Have you sent your last child off to college or other adventures this fall? Beyond all that quiet in the home, and likely a few tears, what now? Perhaps it’s time to spread wings much like your kid is, a sort of empty-nest bucket list: Go on a cruise, cycle in Europe, learn golf as a couple, or remodel the kitchen. Other parents invest new-found time into volunteering, a hobby, or new work opportunities.

College students come up with plug-in to combat fake news

A team of college students is getting attention from internet companies and Congress after developing a browser extension that alerts users to fake and biased news stories and helps guide them to more balanced coverage.

Simplify process for college aid

Most students from households poor enough to qualify for federal public assistance also meet the threshold to receive federal student aid. They shouldn’t be required to prove it twice.

Outside View: Young readers need media literacy

It comes as a mild surprise to learn that even so-called digital natives often have no idea that what they are reading or viewing is intentionally misleading, or produced by hyper-partisan proselytizers.

Landers: Gonzaga’s Rod & Gun Club was a long time coming

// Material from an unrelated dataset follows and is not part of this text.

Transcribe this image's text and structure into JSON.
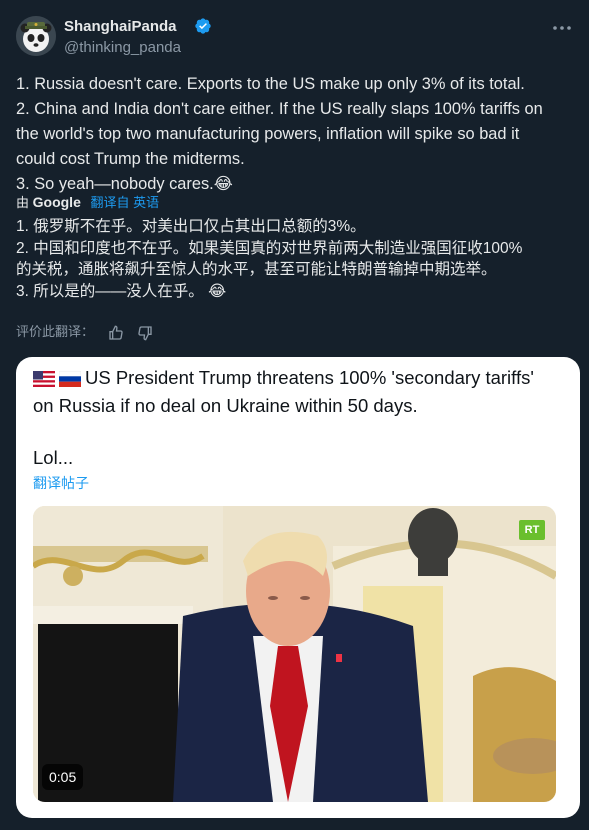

Gonzaga University has 164 organizations for activities ranging from the Actuarial Science Club to the Ultimate Frisbee Club. The newest club on the roster, surprisingly, is the Gonzaga Rod & Gun Club, organized by the Student Bar Association. That’s “Bar” as in Law School.

College students buttress work with Lakeland clients

About 40 college students volunteer at Lakeland Village in Medical Lake through a program called College In-Resident Volunteers. The program allows students to volunteer in exchange for housing on Lakeland’s campus. The students work with staff to serve Lakeland’s 200-plus developmentally disabled client residents. CIRV program director Leroy Lemaster doesn’t know of any other program like it. Lemaster said it started in 1970 and sprang from the need for volunteers and the idea to use vacant campus apartments that were previously used for staff.

College kids go WILD on spring break

While some students head to party destinations for spring break, the outdoors crowd is more likely to release the pressure of mid-terms by scaling mountains, running rivers, biking trails, muscle-powering into snowy retreats and other mind and body-building pursuits. This gallery features photos from four different Gonzaga University student groups who launched week-long budget adventures to Canyonlands National Park in Utah, the Powder Highway ski areas in British Columbia, Mount Assiniboine Provincial Park in Alberta and Yosemite National Park in California.

Debt deal creates hurdles for college students

NEW YORK – College is already expensive. Now the government’s 11th-hour agreement to raise the debt ceiling is set to push costs higher. That’s particularly true for those pursuing advanced degrees, with the government eliminating subsidies to graduate and professional students as one way to cut back. The upside is that the savings will be used to help preserve the Pell grant program, which provides critical funding for low-income students.

Avista gears audits toward plugged-in college students

The dresser in Kelsie Marick’s dorm room is crowded with gadgets. It holds two electric hair straighteners, a blow dryer, a flat-screen TV and an iPod dock. Marick, a Gonzaga University freshman, and her roommate live in Madonna Hall. Built in the 1950s, when college students’ energy needs were relatively modest, the room has only three outlets.